EXERCISE OBJECTIVE: Each entry must be given again exactly; images do not belong in the copy.

Dataset entries:
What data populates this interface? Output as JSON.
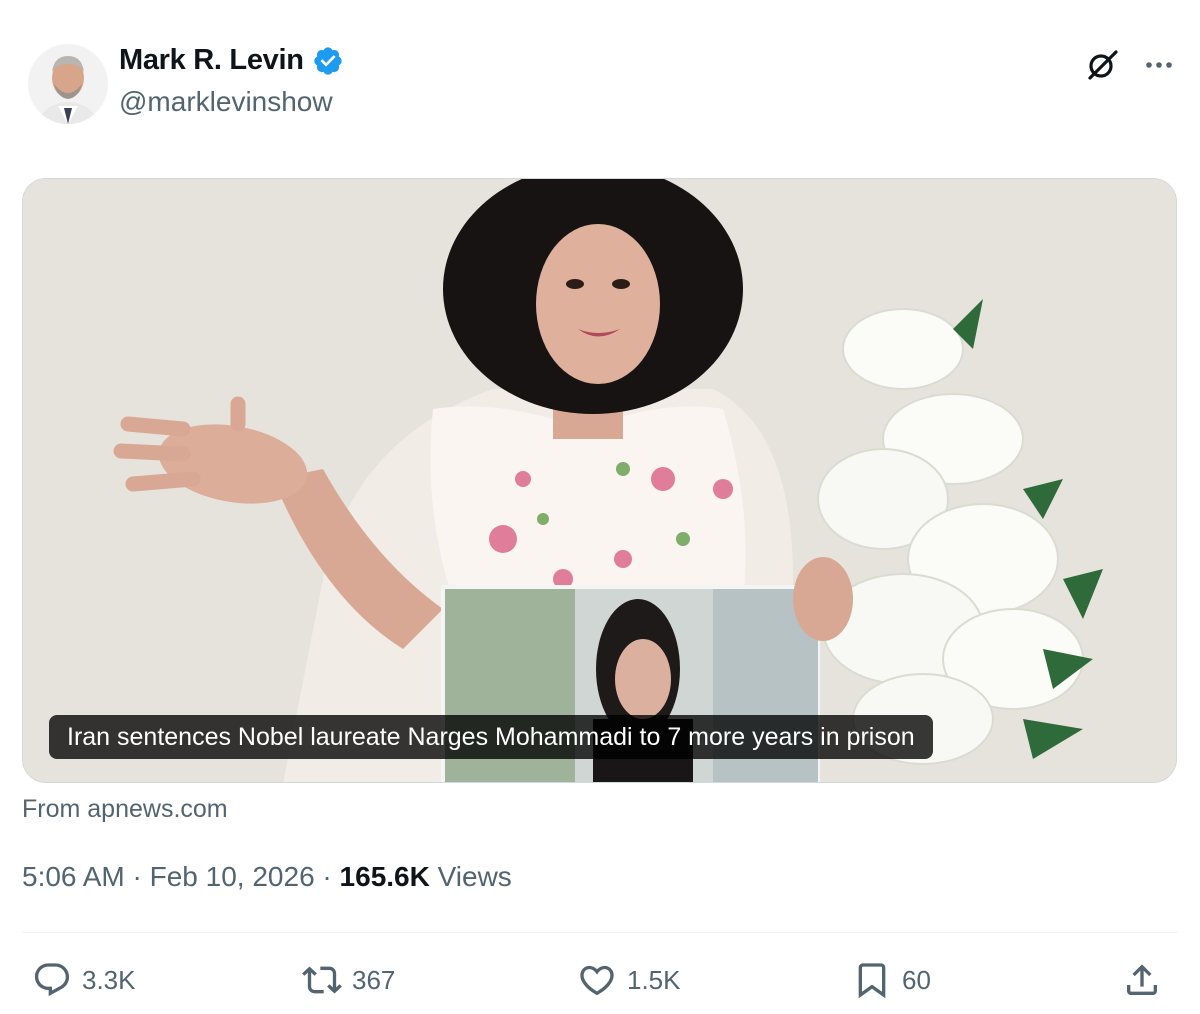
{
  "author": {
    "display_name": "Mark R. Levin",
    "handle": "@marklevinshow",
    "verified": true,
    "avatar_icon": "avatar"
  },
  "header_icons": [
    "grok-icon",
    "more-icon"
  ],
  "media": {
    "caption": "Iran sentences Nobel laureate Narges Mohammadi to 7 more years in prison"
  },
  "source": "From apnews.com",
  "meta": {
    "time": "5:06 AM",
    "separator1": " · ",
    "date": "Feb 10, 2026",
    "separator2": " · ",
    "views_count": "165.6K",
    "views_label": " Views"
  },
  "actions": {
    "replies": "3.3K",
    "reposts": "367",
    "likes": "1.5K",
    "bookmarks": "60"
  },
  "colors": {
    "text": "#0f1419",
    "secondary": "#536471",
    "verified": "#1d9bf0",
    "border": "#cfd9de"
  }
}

THE ANSWER:
What data populates this interface? Output as JSON.
{
  "author": {
    "display_name": "Mark R. Levin",
    "handle": "@marklevinshow",
    "verified": true,
    "avatar_icon": "avatar"
  },
  "header_icons": [
    "grok-icon",
    "more-icon"
  ],
  "media": {
    "caption": "Iran sentences Nobel laureate Narges Mohammadi to 7 more years in prison"
  },
  "source": "From apnews.com",
  "meta": {
    "time": "5:06 AM",
    "separator1": " · ",
    "date": "Feb 10, 2026",
    "separator2": " · ",
    "views_count": "165.6K",
    "views_label": " Views"
  },
  "actions": {
    "replies": "3.3K",
    "reposts": "367",
    "likes": "1.5K",
    "bookmarks": "60"
  },
  "colors": {
    "text": "#0f1419",
    "secondary": "#536471",
    "verified": "#1d9bf0",
    "border": "#cfd9de"
  }
}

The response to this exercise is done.